Once the idea of Negro Digest occurred to him, it began to seem like a “black gold mine”, Johnson stated in his autobiography Succeeding against the Odds. He remained enthusiastic even though he was discouraged on all sides from doing so. Only his mother, a woman with biblical faith and deep religious convictions, as well as a powerful belief in her son, supported his vision and allowed him to use her furniture as collateral for a $500 loan. He used this loan to publish the first edition of Negro Digest in 1942.
Johnson had a problem with distribution until he teamed up with Joseph Levy, a magazine distributor who was impressed with him. Levy provided valuable marketing tips and opened the doors that allowed the new digest to reach newsstands in other urban centers. Within six months circulation had reached 50,000. This publication covered African-American history, literature, arts, and cultural issues. After several decades of publication its name was changed to Black World.

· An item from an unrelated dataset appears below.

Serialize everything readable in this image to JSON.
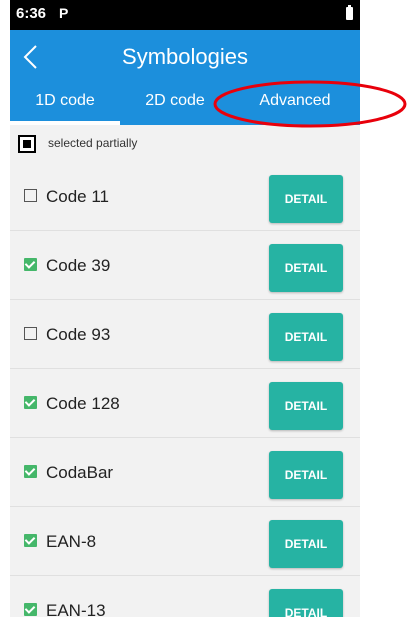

Although Negro Digest/Black World achieved some success and at its height had a circulation of more than 100,000, it was dwarfed by Johnson’s subsequent publication, Ebony, which was so popular that its initial run of 25,000 copies easily sold out. The articles in Ebony, which were designed to look like those in Life or Look magazines, emphasized the achievements of successful African Americans. Photo essays about current events and articles about race relations were also included in the magazine. Initially focused on the rich and famous in the African-American community, Johnson expanded the reporting to include issues such as “the white problem in America”, African-American militancy, crimes by African Americans against African Americans, civil rights legislation, freedom rides and marches, and other aspects of segregation and discrimination. Professional historians were recruited for the magazine’s staff so that the contributions of African Americans to the history of the United States could be adequately documented. African-American models were used in the magazine’s advertisements and a conscious effort was made to portray positive aspects of African-American life and culture. Everything in the magazine was addressed to the African-American consumer. Johnson maintained that Ebony′s success was due to the positive image of African Americans that it offered.

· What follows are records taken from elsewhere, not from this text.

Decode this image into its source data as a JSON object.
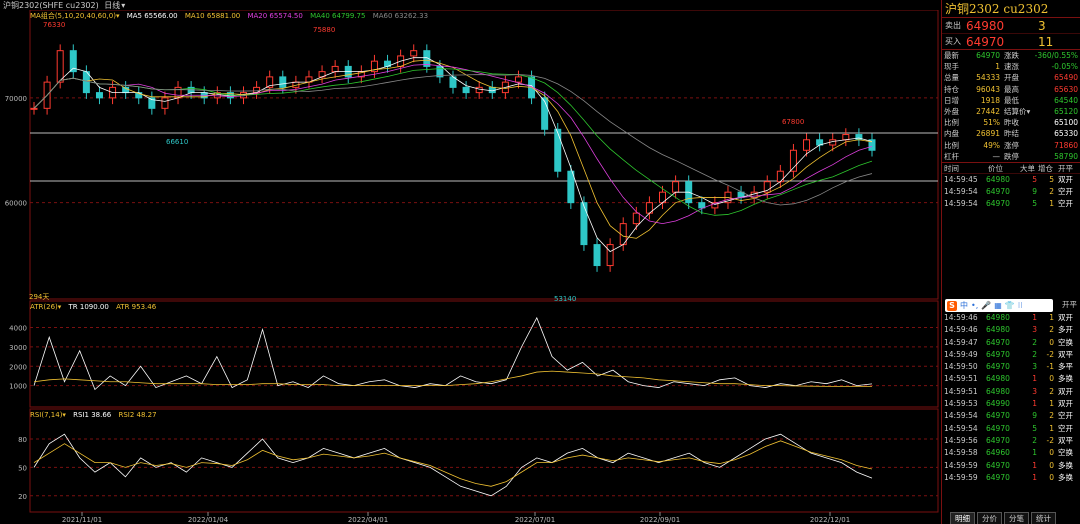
{
  "topbar": {
    "symbol": "沪铜2302(SHFE cu2302)",
    "period": "日线",
    "arrow": "▾"
  },
  "ma": {
    "title": "MA组合(5,10,20,40,60,0)",
    "arrow": "▾",
    "ma5": "MA5 65566.00",
    "ma10": "MA10 65881.00",
    "ma20": "MA20 65574.50",
    "ma40": "MA40 64799.75",
    "ma60": "MA60 63262.33",
    "colors": {
      "ma5": "#ffffff",
      "ma10": "#f1c232",
      "ma20": "#e040e0",
      "ma40": "#2ec72e",
      "ma60": "#888888"
    }
  },
  "price_labels": {
    "high1": "76330",
    "high2": "75880",
    "low1": "66610",
    "high3": "67800",
    "low2": "53140",
    "bars": "294天"
  },
  "atr": {
    "title": "ATR(26)",
    "arrow": "▾",
    "tr": "TR 1090.00",
    "atr": "ATR 953.46"
  },
  "rsi": {
    "title": "RSI(7,14)",
    "arrow": "▾",
    "rsi1": "RSI1 38.66",
    "rsi2": "RSI2 48.27"
  },
  "chart_data": [
    {
      "type": "candlestick",
      "title": "沪铜2302 cu2302 日线",
      "y_ticks": [
        70000,
        60000
      ],
      "x_ticks": [
        "2021/11/01",
        "2022/01/04",
        "2022/04/01",
        "2022/07/01",
        "2022/09/01",
        "2022/12/01"
      ],
      "annotations": {
        "high": 76330,
        "high2": 75880,
        "low": 66610,
        "high3": 67800,
        "low2": 53140
      },
      "close": [
        69000,
        71500,
        74500,
        72500,
        70500,
        70000,
        71000,
        70500,
        70000,
        69000,
        70000,
        71000,
        70500,
        70000,
        70500,
        70000,
        70500,
        71000,
        72000,
        71000,
        71500,
        72000,
        72500,
        73000,
        72000,
        72500,
        73500,
        73000,
        74000,
        74500,
        73000,
        72000,
        71000,
        70500,
        71000,
        70500,
        71500,
        72000,
        70000,
        67000,
        63000,
        60000,
        56000,
        54000,
        56000,
        58000,
        59000,
        60000,
        61000,
        62000,
        60000,
        59500,
        60000,
        61000,
        60500,
        61000,
        62000,
        63000,
        65000,
        66000,
        65500,
        66000,
        66500,
        66000,
        65000
      ]
    },
    {
      "type": "line",
      "title": "ATR(26)",
      "y_ticks": [
        4000,
        3000,
        2000,
        1000
      ],
      "series": [
        {
          "name": "TR",
          "values": [
            1000,
            3500,
            1200,
            2800,
            800,
            1500,
            1000,
            2000,
            900,
            1200,
            1500,
            1100,
            2500,
            900,
            1300,
            3900,
            1000,
            1200,
            900,
            1500,
            1100,
            1000,
            1200,
            1300,
            1000,
            900,
            1100,
            1000,
            1500,
            1200,
            1100,
            1300,
            3000,
            4500,
            2500,
            1800,
            2200,
            1500,
            1800,
            1200,
            1000,
            900,
            1200,
            1100,
            1000,
            1300,
            1400,
            1000,
            900,
            1100,
            1000,
            1200,
            1100,
            1300,
            1000,
            1090
          ]
        },
        {
          "name": "ATR",
          "values": [
            1200,
            1300,
            1350,
            1300,
            1250,
            1200,
            1200,
            1150,
            1100,
            1100,
            1100,
            1100,
            1050,
            1050,
            1050,
            1100,
            1100,
            1050,
            1050,
            1050,
            1000,
            1000,
            1000,
            1000,
            1000,
            1000,
            1000,
            1000,
            1050,
            1100,
            1200,
            1350,
            1500,
            1700,
            1750,
            1700,
            1650,
            1600,
            1500,
            1450,
            1400,
            1300,
            1250,
            1200,
            1150,
            1100,
            1100,
            1050,
            1000,
            1000,
            980,
            970,
            960,
            955,
            953,
            953.46
          ]
        }
      ]
    },
    {
      "type": "line",
      "title": "RSI(7,14)",
      "y_ticks": [
        80,
        50,
        20
      ],
      "series": [
        {
          "name": "RSI1",
          "values": [
            50,
            75,
            85,
            60,
            45,
            55,
            40,
            60,
            50,
            55,
            45,
            60,
            55,
            50,
            65,
            80,
            60,
            55,
            60,
            70,
            65,
            60,
            65,
            70,
            60,
            55,
            50,
            40,
            30,
            25,
            20,
            30,
            50,
            60,
            55,
            65,
            70,
            60,
            55,
            65,
            60,
            55,
            60,
            65,
            55,
            50,
            60,
            70,
            80,
            85,
            75,
            65,
            60,
            55,
            45,
            38.66
          ]
        },
        {
          "name": "RSI2",
          "values": [
            55,
            65,
            75,
            65,
            55,
            55,
            50,
            55,
            52,
            54,
            50,
            55,
            54,
            52,
            58,
            68,
            62,
            58,
            60,
            64,
            62,
            60,
            62,
            65,
            60,
            56,
            52,
            45,
            38,
            33,
            30,
            35,
            45,
            55,
            55,
            60,
            63,
            60,
            57,
            60,
            58,
            56,
            58,
            60,
            56,
            54,
            58,
            64,
            72,
            78,
            72,
            66,
            62,
            58,
            52,
            48.27
          ]
        }
      ]
    }
  ],
  "panel": {
    "title": "沪铜2302  cu2302",
    "ask": {
      "label": "卖出",
      "price": "64980",
      "vol": "3"
    },
    "bid": {
      "label": "买入",
      "price": "64970",
      "vol": "11"
    },
    "stats": [
      {
        "l1": "最新",
        "v1": "64970",
        "c1": "#2ec72e",
        "l2": "涨跌",
        "v2": "-360/0.55%",
        "c2": "#2ec72e"
      },
      {
        "l1": "现手",
        "v1": "1",
        "c1": "#f1c232",
        "l2": "速涨",
        "v2": "-0.05%",
        "c2": "#2ec72e"
      },
      {
        "l1": "总量",
        "v1": "54333",
        "c1": "#f1c232",
        "l2": "开盘",
        "v2": "65490",
        "c2": "#ff3b30"
      },
      {
        "l1": "持仓",
        "v1": "96043",
        "c1": "#f1c232",
        "l2": "最高",
        "v2": "65630",
        "c2": "#ff3b30"
      },
      {
        "l1": "日增",
        "v1": "1918",
        "c1": "#f1c232",
        "l2": "最低",
        "v2": "64540",
        "c2": "#2ec72e"
      },
      {
        "l1": "外盘",
        "v1": "27442",
        "c1": "#f1c232",
        "l2": "结算价▾",
        "v2": "65120",
        "c2": "#2ec72e"
      },
      {
        "l1": "比例",
        "v1": "51%",
        "c1": "#f1c232",
        "l2": "昨收",
        "v2": "65100",
        "c2": "#ffffff"
      },
      {
        "l1": "内盘",
        "v1": "26891",
        "c1": "#f1c232",
        "l2": "昨结",
        "v2": "65330",
        "c2": "#ffffff"
      },
      {
        "l1": "比例",
        "v1": "49%",
        "c1": "#f1c232",
        "l2": "涨停",
        "v2": "71860",
        "c2": "#ff3b30"
      },
      {
        "l1": "杠杆",
        "v1": "—",
        "c1": "#cccccc",
        "l2": "跌停",
        "v2": "58790",
        "c2": "#2ec72e"
      }
    ],
    "tick_headers": {
      "time": "时间",
      "price": "价位",
      "size": "大单",
      "oi": "增仓",
      "type": "开平"
    },
    "ticks_top": [
      {
        "time": "14:59:45",
        "price": "64980",
        "size": "5",
        "size_color": "#ff3b30",
        "oi": "5",
        "type": "双开",
        "type_color": "#ffffff"
      },
      {
        "time": "14:59:54",
        "price": "64970",
        "size": "9",
        "size_color": "#2ec72e",
        "oi": "2",
        "type": "空开",
        "type_color": "#ffffff"
      },
      {
        "time": "14:59:54",
        "price": "64970",
        "size": "5",
        "size_color": "#2ec72e",
        "oi": "1",
        "type": "空开",
        "type_color": "#ffffff"
      }
    ],
    "ime": {
      "logo": "S",
      "items": [
        "中",
        "•,",
        "🎤",
        "▦",
        "👕",
        "⁝⁝"
      ]
    },
    "ticks_bottom_header": "开平",
    "ticks_bottom": [
      {
        "time": "14:59:46",
        "price": "64980",
        "size": "1",
        "size_color": "#ff3b30",
        "oi": "1",
        "type": "双开"
      },
      {
        "time": "14:59:46",
        "price": "64980",
        "size": "3",
        "size_color": "#ff3b30",
        "oi": "2",
        "type": "多开"
      },
      {
        "time": "14:59:47",
        "price": "64970",
        "size": "2",
        "size_color": "#2ec72e",
        "oi": "0",
        "type": "空换"
      },
      {
        "time": "14:59:49",
        "price": "64970",
        "size": "2",
        "size_color": "#2ec72e",
        "oi": "-2",
        "type": "双平"
      },
      {
        "time": "14:59:50",
        "price": "64970",
        "size": "3",
        "size_color": "#2ec72e",
        "oi": "-1",
        "type": "多平"
      },
      {
        "time": "14:59:51",
        "price": "64980",
        "size": "1",
        "size_color": "#ff3b30",
        "oi": "0",
        "type": "多换"
      },
      {
        "time": "14:59:51",
        "price": "64980",
        "size": "3",
        "size_color": "#ff3b30",
        "oi": "2",
        "type": "双开"
      },
      {
        "time": "14:59:53",
        "price": "64990",
        "size": "1",
        "size_color": "#ff3b30",
        "oi": "1",
        "type": "双开"
      },
      {
        "time": "14:59:54",
        "price": "64970",
        "size": "9",
        "size_color": "#2ec72e",
        "oi": "2",
        "type": "空开"
      },
      {
        "time": "14:59:54",
        "price": "64970",
        "size": "5",
        "size_color": "#2ec72e",
        "oi": "1",
        "type": "空开"
      },
      {
        "time": "14:59:56",
        "price": "64970",
        "size": "2",
        "size_color": "#2ec72e",
        "oi": "-2",
        "type": "双平"
      },
      {
        "time": "14:59:58",
        "price": "64960",
        "size": "1",
        "size_color": "#2ec72e",
        "oi": "0",
        "type": "空换"
      },
      {
        "time": "14:59:59",
        "price": "64970",
        "size": "1",
        "size_color": "#ff3b30",
        "oi": "0",
        "type": "多换"
      },
      {
        "time": "14:59:59",
        "price": "64970",
        "size": "1",
        "size_color": "#ff3b30",
        "oi": "0",
        "type": "多换"
      }
    ],
    "tabs": [
      "明细",
      "分价",
      "分笔",
      "统计"
    ]
  }
}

In 1951, Johnson launched Tan (a “true confessions”-type magazine). In 1951, Jet, a weekly news digest, began. Later publications included African American Stars and Ebony Jr., a children’s magazine. Although all of the magazines achieved a measure of success, none was able to compete with Ebony, which in its 40th year of publication had a circulation of 2,300,000 and was the primary reason that Johnson was considered one of the 400 richest individuals in the United States.
Other business interests
Johnson expanded his business interests to areas other than his magazines. He became chairperson and chief executive officer of the Supreme Life Insurance Company. He developed a line of cosmetics, purchased three radio stations, started a book publishing company, and a television production company, and served on the board of directors of several major businesses, including the Greyhound Corporation.